YOUR ASSIGNMENT. Every line below that holds "rank" must be copied.
BEGIN
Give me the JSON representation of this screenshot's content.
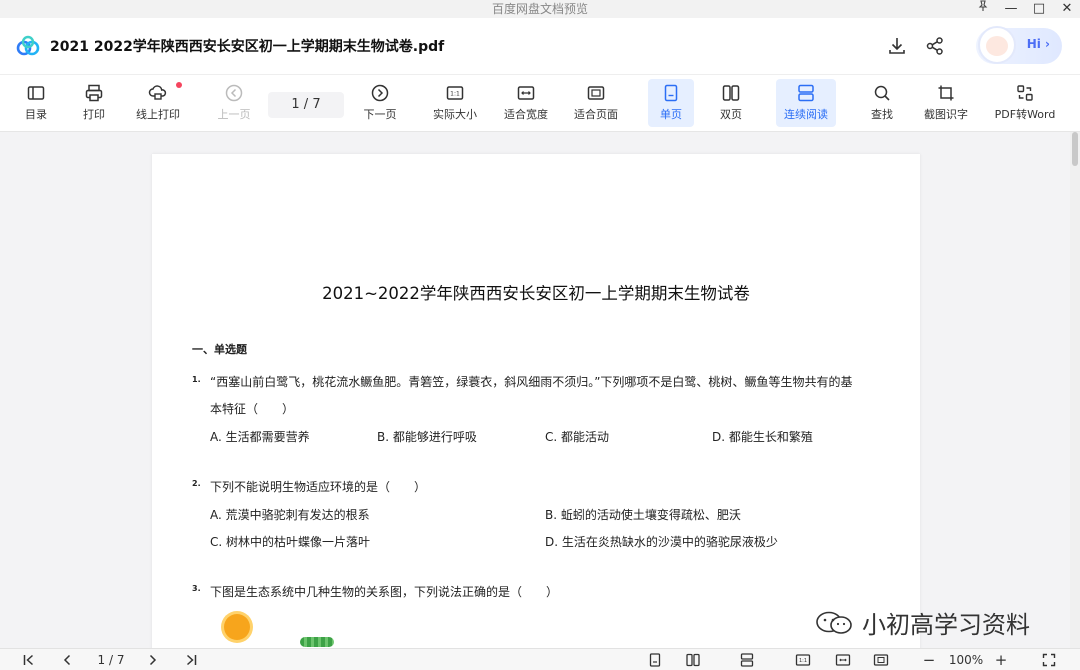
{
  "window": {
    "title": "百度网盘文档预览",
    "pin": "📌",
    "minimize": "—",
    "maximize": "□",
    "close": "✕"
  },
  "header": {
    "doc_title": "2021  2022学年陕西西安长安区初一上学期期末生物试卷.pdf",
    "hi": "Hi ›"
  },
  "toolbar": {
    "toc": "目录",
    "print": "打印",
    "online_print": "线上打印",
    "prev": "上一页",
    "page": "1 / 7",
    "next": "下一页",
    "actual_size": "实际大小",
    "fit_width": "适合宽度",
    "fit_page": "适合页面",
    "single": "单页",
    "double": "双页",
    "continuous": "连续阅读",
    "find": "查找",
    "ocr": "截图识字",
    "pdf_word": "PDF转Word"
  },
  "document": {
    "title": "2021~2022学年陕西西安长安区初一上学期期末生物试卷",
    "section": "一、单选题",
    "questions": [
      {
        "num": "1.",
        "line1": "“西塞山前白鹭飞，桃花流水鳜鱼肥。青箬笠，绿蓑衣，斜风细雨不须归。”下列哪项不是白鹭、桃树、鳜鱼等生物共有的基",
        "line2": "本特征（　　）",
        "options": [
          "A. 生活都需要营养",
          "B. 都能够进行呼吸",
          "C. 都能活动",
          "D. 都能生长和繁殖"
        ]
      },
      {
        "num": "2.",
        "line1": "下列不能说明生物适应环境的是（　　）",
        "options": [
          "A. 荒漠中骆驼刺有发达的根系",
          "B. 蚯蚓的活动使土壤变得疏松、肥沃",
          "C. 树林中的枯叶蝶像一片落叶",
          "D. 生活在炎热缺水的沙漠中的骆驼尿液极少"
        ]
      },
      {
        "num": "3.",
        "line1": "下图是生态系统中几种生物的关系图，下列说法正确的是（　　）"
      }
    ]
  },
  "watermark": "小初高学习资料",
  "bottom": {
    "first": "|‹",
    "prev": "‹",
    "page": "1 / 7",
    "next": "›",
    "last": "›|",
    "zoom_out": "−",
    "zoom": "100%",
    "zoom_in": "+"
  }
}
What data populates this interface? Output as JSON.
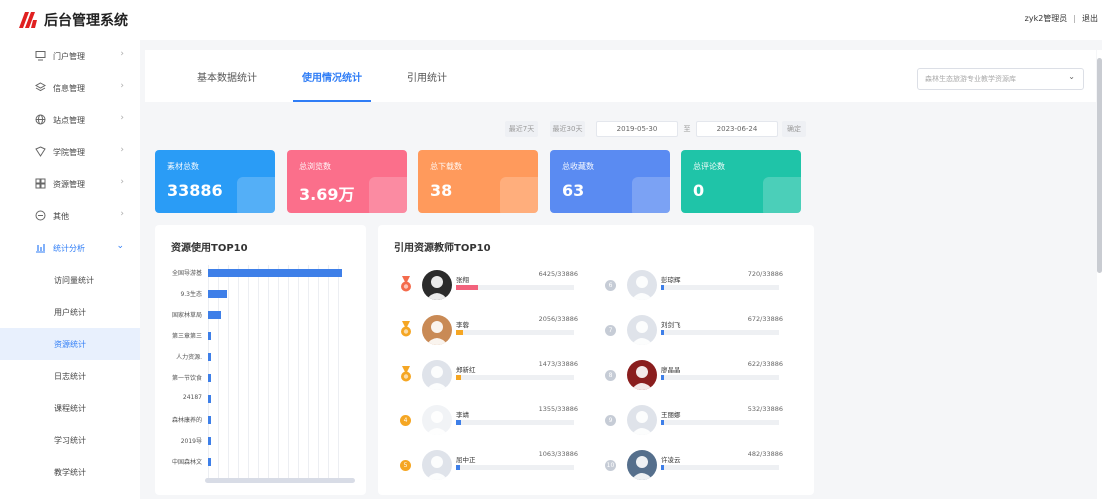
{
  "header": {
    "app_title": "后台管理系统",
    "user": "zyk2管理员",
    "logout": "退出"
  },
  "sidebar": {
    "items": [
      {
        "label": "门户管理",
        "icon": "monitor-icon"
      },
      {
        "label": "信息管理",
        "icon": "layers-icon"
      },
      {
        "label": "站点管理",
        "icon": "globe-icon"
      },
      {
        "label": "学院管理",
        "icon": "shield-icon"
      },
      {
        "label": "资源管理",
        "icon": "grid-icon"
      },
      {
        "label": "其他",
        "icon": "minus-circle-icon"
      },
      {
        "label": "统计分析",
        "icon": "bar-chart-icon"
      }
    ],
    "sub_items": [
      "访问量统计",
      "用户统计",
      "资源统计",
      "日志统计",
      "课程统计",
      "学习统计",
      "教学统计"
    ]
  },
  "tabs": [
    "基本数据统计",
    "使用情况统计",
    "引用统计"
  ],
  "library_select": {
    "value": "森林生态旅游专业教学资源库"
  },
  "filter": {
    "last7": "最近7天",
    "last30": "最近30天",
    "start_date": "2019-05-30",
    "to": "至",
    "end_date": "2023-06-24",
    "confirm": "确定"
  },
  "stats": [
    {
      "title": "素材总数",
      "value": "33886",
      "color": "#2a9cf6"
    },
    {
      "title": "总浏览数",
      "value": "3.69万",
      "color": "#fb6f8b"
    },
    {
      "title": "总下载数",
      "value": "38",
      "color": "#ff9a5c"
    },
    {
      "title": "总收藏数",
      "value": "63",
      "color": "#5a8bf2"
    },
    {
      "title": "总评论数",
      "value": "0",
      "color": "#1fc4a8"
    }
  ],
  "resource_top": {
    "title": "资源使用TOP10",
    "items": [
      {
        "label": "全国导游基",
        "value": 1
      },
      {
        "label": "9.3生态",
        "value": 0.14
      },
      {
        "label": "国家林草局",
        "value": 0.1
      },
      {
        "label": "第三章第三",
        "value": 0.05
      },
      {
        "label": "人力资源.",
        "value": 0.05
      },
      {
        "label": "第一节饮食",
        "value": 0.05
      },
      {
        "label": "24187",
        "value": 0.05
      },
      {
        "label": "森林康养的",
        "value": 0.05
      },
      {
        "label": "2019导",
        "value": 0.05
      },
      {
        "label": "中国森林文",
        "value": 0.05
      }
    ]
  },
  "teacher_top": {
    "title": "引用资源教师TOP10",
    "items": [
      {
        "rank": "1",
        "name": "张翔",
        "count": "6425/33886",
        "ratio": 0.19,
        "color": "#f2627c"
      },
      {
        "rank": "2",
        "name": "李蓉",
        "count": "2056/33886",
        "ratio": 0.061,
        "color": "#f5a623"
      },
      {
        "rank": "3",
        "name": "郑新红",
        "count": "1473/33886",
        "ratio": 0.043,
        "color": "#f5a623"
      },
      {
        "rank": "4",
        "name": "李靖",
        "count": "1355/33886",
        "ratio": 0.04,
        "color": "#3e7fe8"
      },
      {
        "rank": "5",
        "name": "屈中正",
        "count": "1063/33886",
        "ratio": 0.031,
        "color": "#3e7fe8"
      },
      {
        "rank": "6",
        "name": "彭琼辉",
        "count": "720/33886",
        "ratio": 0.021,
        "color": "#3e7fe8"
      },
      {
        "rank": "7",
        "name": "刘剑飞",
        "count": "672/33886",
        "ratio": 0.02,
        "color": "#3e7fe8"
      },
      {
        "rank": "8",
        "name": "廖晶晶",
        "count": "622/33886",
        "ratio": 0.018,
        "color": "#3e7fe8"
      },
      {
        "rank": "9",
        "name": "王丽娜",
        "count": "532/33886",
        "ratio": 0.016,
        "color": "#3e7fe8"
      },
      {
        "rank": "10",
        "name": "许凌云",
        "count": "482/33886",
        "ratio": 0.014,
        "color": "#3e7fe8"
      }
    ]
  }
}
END
SOLUTION FOR THIS PROBLEM.
        "rank": "1",
        "rank": "2",
        "rank": "3",
        "rank": "4",
        "rank": "5",
        "rank": "6",
        "rank": "7",
        "rank": "8",
        "rank": "9",
        "rank": "10",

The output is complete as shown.